Professor of Department of dental hygiene, Aichi-Gakuin University, Junior College, 1-100 Kusumoto-cho, Chikusa-ku, Nagoya, 464-8650, Japan, Tel: +81-52-751-2561 (1425)

Figure 1. De and remineralization cycles of experimental 4 groups.

Table 1. The values of Knoop surface microhardness.

HK (Mean ± SD)

 

Artificial Saliva

Artificial Saliva + 225 ppm F

5-minutes-cycle

Group 1

96.95 ± 33.65a

Group 2

134.95 ± 37.10de

1-minute-cycle

Group 3

84.14 ± 20.37bd

Group 4

96.44 ± 41.11ce

Before exposure

Group 5

169.10 ± 29.37abc

Same letters indicate significant difference among the groups.

abc: p < 0.001, d: p <0 .01, e: p < 0.05

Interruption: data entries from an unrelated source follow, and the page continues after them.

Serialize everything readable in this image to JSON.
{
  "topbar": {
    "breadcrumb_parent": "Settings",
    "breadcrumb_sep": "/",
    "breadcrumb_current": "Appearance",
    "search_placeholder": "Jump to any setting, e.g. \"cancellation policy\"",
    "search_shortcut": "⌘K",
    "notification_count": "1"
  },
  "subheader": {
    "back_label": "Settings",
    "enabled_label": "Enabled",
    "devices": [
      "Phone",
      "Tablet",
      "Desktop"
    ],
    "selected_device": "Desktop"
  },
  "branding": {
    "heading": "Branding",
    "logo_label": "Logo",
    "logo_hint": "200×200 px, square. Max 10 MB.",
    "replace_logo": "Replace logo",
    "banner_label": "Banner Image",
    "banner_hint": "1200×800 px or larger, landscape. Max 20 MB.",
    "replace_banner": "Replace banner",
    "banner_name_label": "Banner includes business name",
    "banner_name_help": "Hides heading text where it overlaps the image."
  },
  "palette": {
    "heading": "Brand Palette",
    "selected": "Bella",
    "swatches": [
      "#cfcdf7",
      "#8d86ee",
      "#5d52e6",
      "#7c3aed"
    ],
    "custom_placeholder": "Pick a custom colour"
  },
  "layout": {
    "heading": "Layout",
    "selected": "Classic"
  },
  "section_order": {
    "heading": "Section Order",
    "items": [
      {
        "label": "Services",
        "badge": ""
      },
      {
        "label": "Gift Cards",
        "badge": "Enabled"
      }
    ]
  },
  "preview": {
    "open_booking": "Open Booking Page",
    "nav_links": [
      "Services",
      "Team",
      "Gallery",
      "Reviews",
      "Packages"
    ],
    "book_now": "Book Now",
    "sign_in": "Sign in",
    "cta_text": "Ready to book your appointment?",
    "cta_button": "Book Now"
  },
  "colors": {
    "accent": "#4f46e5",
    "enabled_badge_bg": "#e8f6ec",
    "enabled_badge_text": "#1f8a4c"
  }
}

Table 2. Two-way ANOVA tables for Knoop surface microhardness.

Source

Some of square

Degree of freedom

Mean square

F value

p value

Contribution (%)

Fluoride addition

7589.7

1

7589.7

6.582

0.014

9.4

De and remineraization cycle

7900.8

1

7900.8

6.851

0.012

9.9

Fluoride addition × De and remineraization cycle

1980.3

1

1980.3

1.717

0.197

1.2

error

50739.1

44

1153.2

   

79.5

Total

68209.8

47

     

100.0

Table 3. The values of surface arithmetic mean roughness.

nm (Mean ± SD)

 

Artifical Saliva

Artifical Saliva + 225 ppm F

5-minutes-cycle

Group 1

205.88 ± 46.62

Group 2

153.77 ± 71.91

1-minute-cycle

Group 3

177.31 ± 63.80

Group 4

139.26 ± 56.87

Before exposure

Group 5

144.12 ± 67.29

Table 4. Two-way ANOVA tables for surface arithmetic mean roughness.

Source

Some of square

Degree of freedom

Mean square

F value

p value

Contribution (%)

Fluoride addition

24384.1

1

24384.1

6.659

0.013

10.8

De and remineraization cycle

5564.2

1

5564.2

1.519

0.224

1.0

Fluoride addition × De and remineraization cycle

593.1

1

593.1

0.162

0.689

-

error

161124.9

44

3661.9

   

88.2

Total

191666.3

47

     

100.0